Two PSC staffers submitted a response supporting the NYISO. The current Chairman of the PSC is a former NYISO official. See The PSC urged creation of the NYISO in its 1996 "vision order" that propelled the utilities in New York to divest their power plants and form holding companies. Although FERC has jurisdiction over the wholesale electric rates, the PSC still retains limited but possibly significant jurisdiction over the NYISO. For example, the PSC has jurisdiction to assure the NYISO operates in the public interest, and also has jurisdiction over other New York power companies participating in the NYISO market to prevent their exercise of market power.
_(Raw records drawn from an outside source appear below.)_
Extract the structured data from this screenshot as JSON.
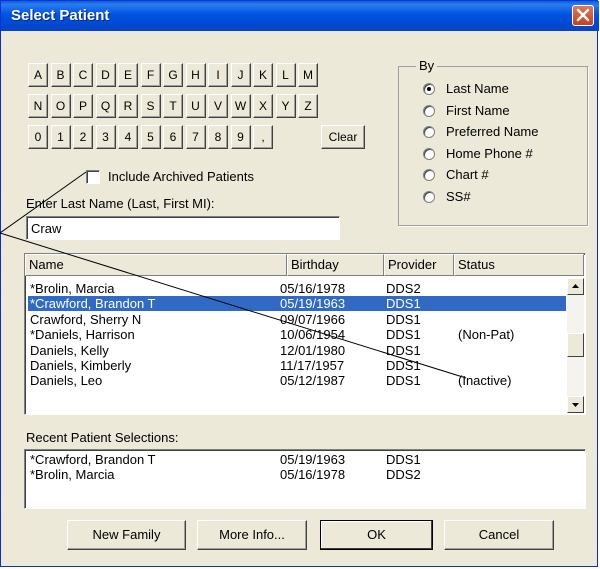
{
  "window": {
    "title": "Select Patient"
  },
  "keyboard": {
    "row1": [
      "A",
      "B",
      "C",
      "D",
      "E",
      "F",
      "G",
      "H",
      "I",
      "J",
      "K",
      "L",
      "M"
    ],
    "row2": [
      "N",
      "O",
      "P",
      "Q",
      "R",
      "S",
      "T",
      "U",
      "V",
      "W",
      "X",
      "Y",
      "Z"
    ],
    "row3": [
      "0",
      "1",
      "2",
      "3",
      "4",
      "5",
      "6",
      "7",
      "8",
      "9",
      ","
    ],
    "clear_label": "Clear"
  },
  "by": {
    "label": "By",
    "options": [
      "Last Name",
      "First Name",
      "Preferred Name",
      "Home Phone #",
      "Chart #",
      "SS#"
    ],
    "selected": "Last Name"
  },
  "archived": {
    "label": "Include Archived Patients",
    "checked": false
  },
  "search": {
    "label": "Enter Last Name (Last, First MI):",
    "value": "Craw"
  },
  "patients": {
    "headers": {
      "name": "Name",
      "birthday": "Birthday",
      "provider": "Provider",
      "status": "Status"
    },
    "rows": [
      {
        "name": "*Brolin, Marcia",
        "birthday": "05/16/1978",
        "provider": "DDS2",
        "status": ""
      },
      {
        "name": "*Crawford, Brandon T",
        "birthday": "05/19/1963",
        "provider": "DDS1",
        "status": "",
        "selected": true
      },
      {
        "name": "Crawford, Sherry N",
        "birthday": "09/07/1966",
        "provider": "DDS1",
        "status": ""
      },
      {
        "name": "*Daniels, Harrison",
        "birthday": "10/06/1954",
        "provider": "DDS1",
        "status": "(Non-Pat)"
      },
      {
        "name": "Daniels, Kelly",
        "birthday": "12/01/1980",
        "provider": "DDS1",
        "status": ""
      },
      {
        "name": "Daniels, Kimberly",
        "birthday": "11/17/1957",
        "provider": "DDS1",
        "status": ""
      },
      {
        "name": "Daniels, Leo",
        "birthday": "05/12/1987",
        "provider": "DDS1",
        "status": "(Inactive)"
      }
    ]
  },
  "recent": {
    "label": "Recent Patient Selections:",
    "rows": [
      {
        "name": "*Crawford, Brandon T",
        "birthday": "05/19/1963",
        "provider": "DDS1"
      },
      {
        "name": "*Brolin, Marcia",
        "birthday": "05/16/1978",
        "provider": "DDS2"
      }
    ]
  },
  "buttons": {
    "new_family": "New Family",
    "more_info": "More Info...",
    "ok": "OK",
    "cancel": "Cancel"
  },
  "colors": {
    "titlebar": "#0054e3",
    "selection": "#316ac5",
    "face": "#ece9d8",
    "close": "#d9532c"
  },
  "icons": {
    "close": "close-icon",
    "scroll_up": "arrow-up-icon",
    "scroll_down": "arrow-down-icon"
  }
}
The Response to the NYISO - Much More Evidence of Anomalous, "Possibly Criminal" Bidding
Yesterday, McCullough Research issued a response. See New Yorkers Lost $2.2 Billion Because of NYISO Practices: The Debate Continues. The response includes "A Short Review of Anomalous Bidding at the New York ISO from September 2007 through August 2008." A press release states
McCullough Research has now countered the objections of the NYISO and the Public Service Commission with "New Yorkers Lost $2.2 Billion Because of NYISO Practices: The Debate Continues" released on March 30. This surrebuttal also analyzes data on bidding in New York. "From September 2007 through August 2008, NYISO received 585,043 bids at $900/MWh or more. This appears to be a very large number of anomalous bids – 12% of the 4,859,186 bids entered into the NYISO markets during this period," says McCullough. "Markets that lack transparency are susceptible to many different forms of abuse. In California, market failure posed an extreme danger to the economy of the state. New York appears to be facing many of the same factors."
The March 30 Report defends the conclusion that New Yorkers are paying more for electricity due the the NYISO markets, debunks hypothetical justifications proffered by the PSC and Tierney for the $1,000 MWH bids by an anonymous bidder, and discusses its startling new finding of a broad pattern of anomalous bids:
Hockey stick bids are not simply the province of a single bidder in New York State. Bids higher than any plausible level of marginal cost are made continuously by a number of different bidders. Our database of NYISO bids, for example, has non-economic bids (over $900/MWh) made by 95 different bidders. On average, each bidder submitted non-economic bids for seven different generating units. Why would bidders make such irrational, non-economic bids? Given the opaque nature of New York’s markets, it is difficult to determine the rationale, but three reasons have been observed in other areas with administered markets:

Project Stanley: In Alberta, Enron and Powerex had a collusive agreement to divide the market. Powerex allowed Enron to purchase power from it at a lower rate in exchange for Enron setting the high price in the market. Proceeds were then divided on a share-and share-alike basis.

Market Allocation: In PJM, EMMT made maximum bids in order to avoid providing capacity in the day ahead market.

Load Shift: Enron frequently made anomalous bids in Northern California and Southern California in order to manipulate the California ISO’s computer algorithm to assume heavy traffic on a transmission line. Enron then received the congestion payments.

We believe that non-economic bidding is a problem with broad ramifications – perhaps even criminal ramifications – that should not be casually dismissed as the irrational behavior of an imaginary hospital or hydro generator.

1 comment:

Bill D'Avanzo said...

I found it interesting that natural gas prices went from $11 per million BTU in May '08 to $4 in March '09 (at the henry hub) - 64% drop. But in my Con Ed bill the peak supply charge dropped from $.14207 to $.09486 per KWh (about 33%) and offpeak dropped from $.07821 to $.06558 (about 16%) over the same period. Though there are things other than fuel in the supply charge, I would expect them to be more related.